- In the introduction, Jeff misses the detail that this podcast is published in November, not October.
- Carmen doesn’t mind sweating the details, but reviewing documentation for typographical errors is not his favorite task.
- It is often said that “the devil is in the details.”
- We continue to look for guest and topic suggestions from our listeners, so feel free to send us a note with your ideas.
- A previous guest, James Trevelyan, has written about the value of engineers, and how uncertainty reduction is an important contribution of the engineering profession.
- Uncertainty is frequently treated as a statistical issue.
- Brian relates a recent situation in which he burned through many hours trying to uncover a programming detail buried in the documentation.
- Electronic circuits can behave badly in “high EMI” environments, where EMI stands for “electromagnetic interference.”
- Jeff justifies his “pi multiplier” concept (see this podcast’s first episode) with the “cone of uncertainty” used by software developers.
- It’s Brian’s opinion that engineers often fail to utilize the formal methods found in other professions when managing a multitude of critical details.
- Jeff claims that engineering standards ease the burden of dealing with frequently encountered details.
- Of course, as Carmen observes, the problem sometimes lies in choosing the “right” standard.
- Searching a large solution space for potential design details can be a frustratingly slow process, says Jeff.
- Brian always tries to have a backup plan, so he is not “checkmated” by a single detail.
- The amount of documentation appropriate for each detail seems related to the detail’s expected and potential costs.
- Creating a documentation hierarchy can provide needed information without overwhelming customers, notes Carmen.
- Humans quickly become inured to a surplus of details (or warnings).
- Brian has found modularization (it’s really a word!) to be a good means for keeping details from interfering with one another during the development process.
- Software packages are available for companies wishing to implement enterprise resource planning (ERP).
- Git has become very popular as a version control system.
- Hardware changes can be tracked in Git using visual diffs.

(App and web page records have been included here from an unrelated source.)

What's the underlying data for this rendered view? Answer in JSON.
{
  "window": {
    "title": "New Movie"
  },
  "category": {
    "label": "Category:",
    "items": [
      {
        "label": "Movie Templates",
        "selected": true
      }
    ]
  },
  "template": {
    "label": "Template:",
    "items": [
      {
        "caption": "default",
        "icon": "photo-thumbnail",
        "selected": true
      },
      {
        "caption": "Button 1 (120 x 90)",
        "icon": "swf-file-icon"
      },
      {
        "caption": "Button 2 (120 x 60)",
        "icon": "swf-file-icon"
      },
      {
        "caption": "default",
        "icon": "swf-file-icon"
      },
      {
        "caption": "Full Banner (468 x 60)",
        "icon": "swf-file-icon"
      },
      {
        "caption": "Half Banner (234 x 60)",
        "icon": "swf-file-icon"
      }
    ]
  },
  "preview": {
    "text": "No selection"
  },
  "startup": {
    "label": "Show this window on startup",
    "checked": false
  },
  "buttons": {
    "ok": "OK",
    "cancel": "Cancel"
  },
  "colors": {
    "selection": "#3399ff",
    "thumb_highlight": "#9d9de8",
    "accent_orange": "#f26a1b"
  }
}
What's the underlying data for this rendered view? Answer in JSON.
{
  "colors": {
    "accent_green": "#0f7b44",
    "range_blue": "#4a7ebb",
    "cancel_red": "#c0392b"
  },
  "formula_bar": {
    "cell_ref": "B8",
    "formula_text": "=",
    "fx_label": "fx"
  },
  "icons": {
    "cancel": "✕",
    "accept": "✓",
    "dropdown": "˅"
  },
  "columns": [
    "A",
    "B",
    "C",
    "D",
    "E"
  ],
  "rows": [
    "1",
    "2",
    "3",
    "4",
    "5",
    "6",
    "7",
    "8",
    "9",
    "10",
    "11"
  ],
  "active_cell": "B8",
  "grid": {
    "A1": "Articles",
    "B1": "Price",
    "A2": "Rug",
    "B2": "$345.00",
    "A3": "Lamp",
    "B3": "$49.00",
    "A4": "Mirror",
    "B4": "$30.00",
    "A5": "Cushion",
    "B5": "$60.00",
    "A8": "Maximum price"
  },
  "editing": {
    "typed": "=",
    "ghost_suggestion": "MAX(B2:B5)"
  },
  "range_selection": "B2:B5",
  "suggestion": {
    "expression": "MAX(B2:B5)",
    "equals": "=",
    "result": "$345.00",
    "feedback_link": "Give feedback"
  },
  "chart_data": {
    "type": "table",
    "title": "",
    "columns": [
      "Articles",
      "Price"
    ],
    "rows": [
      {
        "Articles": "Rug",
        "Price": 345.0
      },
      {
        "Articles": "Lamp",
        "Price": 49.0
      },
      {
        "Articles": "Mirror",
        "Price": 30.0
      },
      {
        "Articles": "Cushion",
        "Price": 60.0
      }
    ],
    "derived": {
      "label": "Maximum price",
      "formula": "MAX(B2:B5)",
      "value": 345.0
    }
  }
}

Thanks to Frédéric Bisson for the photo titled “Détail de la machine à vapeur Merlin.” Podcast theme music by Paul Stevenson.